_WHAT YOU SHOULD DO_:
In the copy you make, keep each entry exactly as it is and leave out all images.

BEGIN

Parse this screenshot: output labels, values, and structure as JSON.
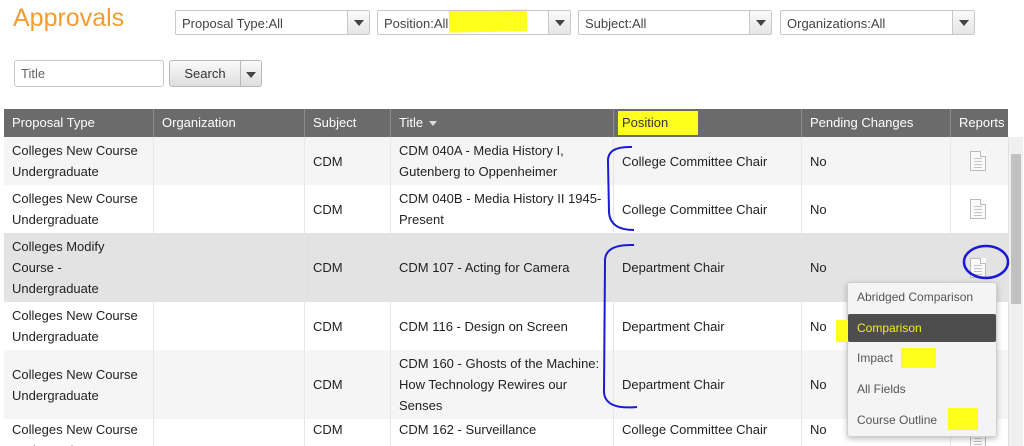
{
  "page": {
    "title": "Approvals"
  },
  "filters": {
    "proposal_type": "Proposal Type:All",
    "position": "Position:All",
    "subject": "Subject:All",
    "organizations": "Organizations:All"
  },
  "search": {
    "placeholder": "Title",
    "button_label": "Search"
  },
  "table": {
    "headers": {
      "proposal_type": "Proposal Type",
      "organization": "Organization",
      "subject": "Subject",
      "title": "Title",
      "position": "Position",
      "pending_changes": "Pending Changes",
      "reports": "Reports"
    },
    "rows": [
      {
        "proposal_type": [
          "Colleges New Course",
          "Undergraduate"
        ],
        "organization": "",
        "subject": "CDM",
        "title": [
          "CDM 040A - Media History I,",
          "Gutenberg to Oppenheimer"
        ],
        "position": "College Committee Chair",
        "pending_changes": "No"
      },
      {
        "proposal_type": [
          "Colleges New Course",
          "Undergraduate"
        ],
        "organization": "",
        "subject": "CDM",
        "title": [
          "CDM 040B - Media History II 1945-",
          "Present"
        ],
        "position": "College Committee Chair",
        "pending_changes": "No"
      },
      {
        "proposal_type": [
          "Colleges Modify",
          "Course -",
          "Undergraduate"
        ],
        "organization": "",
        "subject": "CDM",
        "title": [
          "CDM 107 - Acting for Camera"
        ],
        "position": "Department Chair",
        "pending_changes": "No"
      },
      {
        "proposal_type": [
          "Colleges New Course",
          "Undergraduate"
        ],
        "organization": "",
        "subject": "CDM",
        "title": [
          "CDM 116 - Design on Screen"
        ],
        "position": "Department Chair",
        "pending_changes": "No"
      },
      {
        "proposal_type": [
          "Colleges New Course",
          "Undergraduate"
        ],
        "organization": "",
        "subject": "CDM",
        "title": [
          "CDM 160 - Ghosts of the Machine:",
          "How Technology Rewires our",
          "Senses"
        ],
        "position": "Department Chair",
        "pending_changes": "No"
      },
      {
        "proposal_type": [
          "Colleges New Course",
          "Undergraduate"
        ],
        "organization": "",
        "subject": "CDM",
        "title": [
          "CDM 162 - Surveillance",
          ""
        ],
        "position": "College Committee Chair",
        "pending_changes": "No"
      }
    ]
  },
  "reports_menu": {
    "items": [
      "Abridged Comparison",
      "Comparison",
      "Impact",
      "All Fields",
      "Course Outline"
    ],
    "active_index": 1
  },
  "colors": {
    "accent": "#f39c2f",
    "highlight": "#ffff1e",
    "annotation": "#1a1ad6",
    "header_bg": "#6b6b6b"
  }
}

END

_RESULT OF THIS TASK_:
Parse this screenshot: output labels, values, and structure as JSON.
{
  "page": {
    "title": "Approvals"
  },
  "filters": {
    "proposal_type": "Proposal Type:All",
    "position": "Position:All",
    "subject": "Subject:All",
    "organizations": "Organizations:All"
  },
  "search": {
    "placeholder": "Title",
    "button_label": "Search"
  },
  "table": {
    "headers": {
      "proposal_type": "Proposal Type",
      "organization": "Organization",
      "subject": "Subject",
      "title": "Title",
      "position": "Position",
      "pending_changes": "Pending Changes",
      "reports": "Reports"
    },
    "rows": [
      {
        "proposal_type": [
          "Colleges New Course",
          "Undergraduate"
        ],
        "organization": "",
        "subject": "CDM",
        "title": [
          "CDM 040A - Media History I,",
          "Gutenberg to Oppenheimer"
        ],
        "position": "College Committee Chair",
        "pending_changes": "No"
      },
      {
        "proposal_type": [
          "Colleges New Course",
          "Undergraduate"
        ],
        "organization": "",
        "subject": "CDM",
        "title": [
          "CDM 040B - Media History II 1945-",
          "Present"
        ],
        "position": "College Committee Chair",
        "pending_changes": "No"
      },
      {
        "proposal_type": [
          "Colleges Modify",
          "Course -",
          "Undergraduate"
        ],
        "organization": "",
        "subject": "CDM",
        "title": [
          "CDM 107 - Acting for Camera"
        ],
        "position": "Department Chair",
        "pending_changes": "No"
      },
      {
        "proposal_type": [
          "Colleges New Course",
          "Undergraduate"
        ],
        "organization": "",
        "subject": "CDM",
        "title": [
          "CDM 116 - Design on Screen"
        ],
        "position": "Department Chair",
        "pending_changes": "No"
      },
      {
        "proposal_type": [
          "Colleges New Course",
          "Undergraduate"
        ],
        "organization": "",
        "subject": "CDM",
        "title": [
          "CDM 160 - Ghosts of the Machine:",
          "How Technology Rewires our",
          "Senses"
        ],
        "position": "Department Chair",
        "pending_changes": "No"
      },
      {
        "proposal_type": [
          "Colleges New Course",
          "Undergraduate"
        ],
        "organization": "",
        "subject": "CDM",
        "title": [
          "CDM 162 - Surveillance",
          ""
        ],
        "position": "College Committee Chair",
        "pending_changes": "No"
      }
    ]
  },
  "reports_menu": {
    "items": [
      "Abridged Comparison",
      "Comparison",
      "Impact",
      "All Fields",
      "Course Outline"
    ],
    "active_index": 1
  },
  "colors": {
    "accent": "#f39c2f",
    "highlight": "#ffff1e",
    "annotation": "#1a1ad6",
    "header_bg": "#6b6b6b"
  }
}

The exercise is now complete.